EXERCISE GOAL> In full and without alteration, write out the data below.

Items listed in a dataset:
********************

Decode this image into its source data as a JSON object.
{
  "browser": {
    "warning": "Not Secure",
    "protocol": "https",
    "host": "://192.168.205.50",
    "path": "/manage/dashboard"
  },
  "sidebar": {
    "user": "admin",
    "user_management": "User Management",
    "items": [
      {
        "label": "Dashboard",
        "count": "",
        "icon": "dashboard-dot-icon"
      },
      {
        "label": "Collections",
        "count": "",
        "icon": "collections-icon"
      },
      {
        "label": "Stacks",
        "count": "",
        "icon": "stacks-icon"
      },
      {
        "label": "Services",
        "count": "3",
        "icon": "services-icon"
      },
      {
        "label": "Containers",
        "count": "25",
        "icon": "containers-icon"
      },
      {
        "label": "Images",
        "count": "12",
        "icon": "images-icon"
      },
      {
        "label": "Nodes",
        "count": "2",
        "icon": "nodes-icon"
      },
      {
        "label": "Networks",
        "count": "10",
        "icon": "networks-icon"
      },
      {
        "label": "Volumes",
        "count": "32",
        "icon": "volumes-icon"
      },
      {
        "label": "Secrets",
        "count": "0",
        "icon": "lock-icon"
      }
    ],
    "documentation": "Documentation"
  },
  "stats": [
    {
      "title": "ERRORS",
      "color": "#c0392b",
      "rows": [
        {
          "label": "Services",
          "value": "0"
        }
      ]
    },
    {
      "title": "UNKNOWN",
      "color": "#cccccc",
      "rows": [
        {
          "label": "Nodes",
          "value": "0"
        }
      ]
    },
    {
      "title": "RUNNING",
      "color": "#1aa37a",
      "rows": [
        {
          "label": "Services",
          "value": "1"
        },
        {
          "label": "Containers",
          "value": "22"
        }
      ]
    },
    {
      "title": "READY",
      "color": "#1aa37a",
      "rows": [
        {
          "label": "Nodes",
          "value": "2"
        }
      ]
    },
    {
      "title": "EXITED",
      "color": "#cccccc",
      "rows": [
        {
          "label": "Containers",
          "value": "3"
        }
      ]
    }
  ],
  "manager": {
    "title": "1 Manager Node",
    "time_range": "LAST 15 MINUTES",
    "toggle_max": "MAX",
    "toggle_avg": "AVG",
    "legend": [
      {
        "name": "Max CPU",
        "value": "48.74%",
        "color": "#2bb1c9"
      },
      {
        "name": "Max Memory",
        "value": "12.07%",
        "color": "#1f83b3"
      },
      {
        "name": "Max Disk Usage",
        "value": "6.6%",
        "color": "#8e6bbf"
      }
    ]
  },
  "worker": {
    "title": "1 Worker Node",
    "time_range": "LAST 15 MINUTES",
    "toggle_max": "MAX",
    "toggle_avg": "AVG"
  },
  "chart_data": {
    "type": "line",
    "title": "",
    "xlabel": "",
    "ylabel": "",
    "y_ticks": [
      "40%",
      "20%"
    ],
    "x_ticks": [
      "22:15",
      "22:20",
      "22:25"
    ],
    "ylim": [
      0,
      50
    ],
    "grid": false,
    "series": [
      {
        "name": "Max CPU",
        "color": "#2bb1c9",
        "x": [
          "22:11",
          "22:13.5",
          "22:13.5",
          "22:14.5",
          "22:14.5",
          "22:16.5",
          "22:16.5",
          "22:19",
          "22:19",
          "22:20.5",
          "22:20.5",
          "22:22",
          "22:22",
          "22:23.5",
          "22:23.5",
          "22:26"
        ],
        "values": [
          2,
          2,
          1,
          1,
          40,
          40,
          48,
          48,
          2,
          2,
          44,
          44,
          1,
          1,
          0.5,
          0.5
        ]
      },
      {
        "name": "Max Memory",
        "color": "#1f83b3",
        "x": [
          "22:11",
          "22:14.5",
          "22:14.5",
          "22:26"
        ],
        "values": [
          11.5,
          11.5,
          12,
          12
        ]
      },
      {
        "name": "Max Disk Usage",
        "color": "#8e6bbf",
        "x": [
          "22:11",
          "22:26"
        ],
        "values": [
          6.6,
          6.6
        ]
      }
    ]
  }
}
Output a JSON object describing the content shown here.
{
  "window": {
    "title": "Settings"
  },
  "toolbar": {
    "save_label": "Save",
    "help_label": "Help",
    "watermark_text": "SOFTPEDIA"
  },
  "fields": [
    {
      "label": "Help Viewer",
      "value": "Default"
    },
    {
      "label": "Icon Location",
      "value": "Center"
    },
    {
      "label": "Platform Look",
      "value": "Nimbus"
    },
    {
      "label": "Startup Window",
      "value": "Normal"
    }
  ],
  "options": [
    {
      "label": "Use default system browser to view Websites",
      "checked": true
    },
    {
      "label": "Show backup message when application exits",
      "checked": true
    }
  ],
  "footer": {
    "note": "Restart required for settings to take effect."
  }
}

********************

SOLUTION TO THIS PROBLEM>
Decode this image into its source data as a JSON object.
{
  "browser": {
    "warning": "Not Secure",
    "protocol": "https",
    "host": "://192.168.205.50",
    "path": "/manage/dashboard"
  },
  "sidebar": {
    "user": "admin",
    "user_management": "User Management",
    "items": [
      {
        "label": "Dashboard",
        "count": "",
        "icon": "dashboard-dot-icon"
      },
      {
        "label": "Collections",
        "count": "",
        "icon": "collections-icon"
      },
      {
        "label": "Stacks",
        "count": "",
        "icon": "stacks-icon"
      },
      {
        "label": "Services",
        "count": "3",
        "icon": "services-icon"
      },
      {
        "label": "Containers",
        "count": "25",
        "icon": "containers-icon"
      },
      {
        "label": "Images",
        "count": "12",
        "icon": "images-icon"
      },
      {
        "label": "Nodes",
        "count": "2",
        "icon": "nodes-icon"
      },
      {
        "label": "Networks",
        "count": "10",
        "icon": "networks-icon"
      },
      {
        "label": "Volumes",
        "count": "32",
        "icon": "volumes-icon"
      },
      {
        "label": "Secrets",
        "count": "0",
        "icon": "lock-icon"
      }
    ],
    "documentation": "Documentation"
  },
  "stats": [
    {
      "title": "ERRORS",
      "color": "#c0392b",
      "rows": [
        {
          "label": "Services",
          "value": "0"
        }
      ]
    },
    {
      "title": "UNKNOWN",
      "color": "#cccccc",
      "rows": [
        {
          "label": "Nodes",
          "value": "0"
        }
      ]
    },
    {
      "title": "RUNNING",
      "color": "#1aa37a",
      "rows": [
        {
          "label": "Services",
          "value": "1"
        },
        {
          "label": "Containers",
          "value": "22"
        }
      ]
    },
    {
      "title": "READY",
      "color": "#1aa37a",
      "rows": [
        {
          "label": "Nodes",
          "value": "2"
        }
      ]
    },
    {
      "title": "EXITED",
      "color": "#cccccc",
      "rows": [
        {
          "label": "Containers",
          "value": "3"
        }
      ]
    }
  ],
  "manager": {
    "title": "1 Manager Node",
    "time_range": "LAST 15 MINUTES",
    "toggle_max": "MAX",
    "toggle_avg": "AVG",
    "legend": [
      {
        "name": "Max CPU",
        "value": "48.74%",
        "color": "#2bb1c9"
      },
      {
        "name": "Max Memory",
        "value": "12.07%",
        "color": "#1f83b3"
      },
      {
        "name": "Max Disk Usage",
        "value": "6.6%",
        "color": "#8e6bbf"
      }
    ]
  },
  "worker": {
    "title": "1 Worker Node",
    "time_range": "LAST 15 MINUTES",
    "toggle_max": "MAX",
    "toggle_avg": "AVG"
  },
  "chart_data": {
    "type": "line",
    "title": "",
    "xlabel": "",
    "ylabel": "",
    "y_ticks": [
      "40%",
      "20%"
    ],
    "x_ticks": [
      "22:15",
      "22:20",
      "22:25"
    ],
    "ylim": [
      0,
      50
    ],
    "grid": false,
    "series": [
      {
        "name": "Max CPU",
        "color": "#2bb1c9",
        "x": [
          "22:11",
          "22:13.5",
          "22:13.5",
          "22:14.5",
          "22:14.5",
          "22:16.5",
          "22:16.5",
          "22:19",
          "22:19",
          "22:20.5",
          "22:20.5",
          "22:22",
          "22:22",
          "22:23.5",
          "22:23.5",
          "22:26"
        ],
        "values": [
          2,
          2,
          1,
          1,
          40,
          40,
          48,
          48,
          2,
          2,
          44,
          44,
          1,
          1,
          0.5,
          0.5
        ]
      },
      {
        "name": "Max Memory",
        "color": "#1f83b3",
        "x": [
          "22:11",
          "22:14.5",
          "22:14.5",
          "22:26"
        ],
        "values": [
          11.5,
          11.5,
          12,
          12
        ]
      },
      {
        "name": "Max Disk Usage",
        "color": "#8e6bbf",
        "x": [
          "22:11",
          "22:26"
        ],
        "values": [
          6.6,
          6.6
        ]
      }
    ]
  }
}
Output a JSON object describing the content shown here.
{
  "window": {
    "title": "Settings"
  },
  "toolbar": {
    "save_label": "Save",
    "help_label": "Help",
    "watermark_text": "SOFTPEDIA"
  },
  "fields": [
    {
      "label": "Help Viewer",
      "value": "Default"
    },
    {
      "label": "Icon Location",
      "value": "Center"
    },
    {
      "label": "Platform Look",
      "value": "Nimbus"
    },
    {
      "label": "Startup Window",
      "value": "Normal"
    }
  ],
  "options": [
    {
      "label": "Use default system browser to view Websites",
      "checked": true
    },
    {
      "label": "Show backup message when application exits",
      "checked": true
    }
  ],
  "footer": {
    "note": "Restart required for settings to take effect."
  }
}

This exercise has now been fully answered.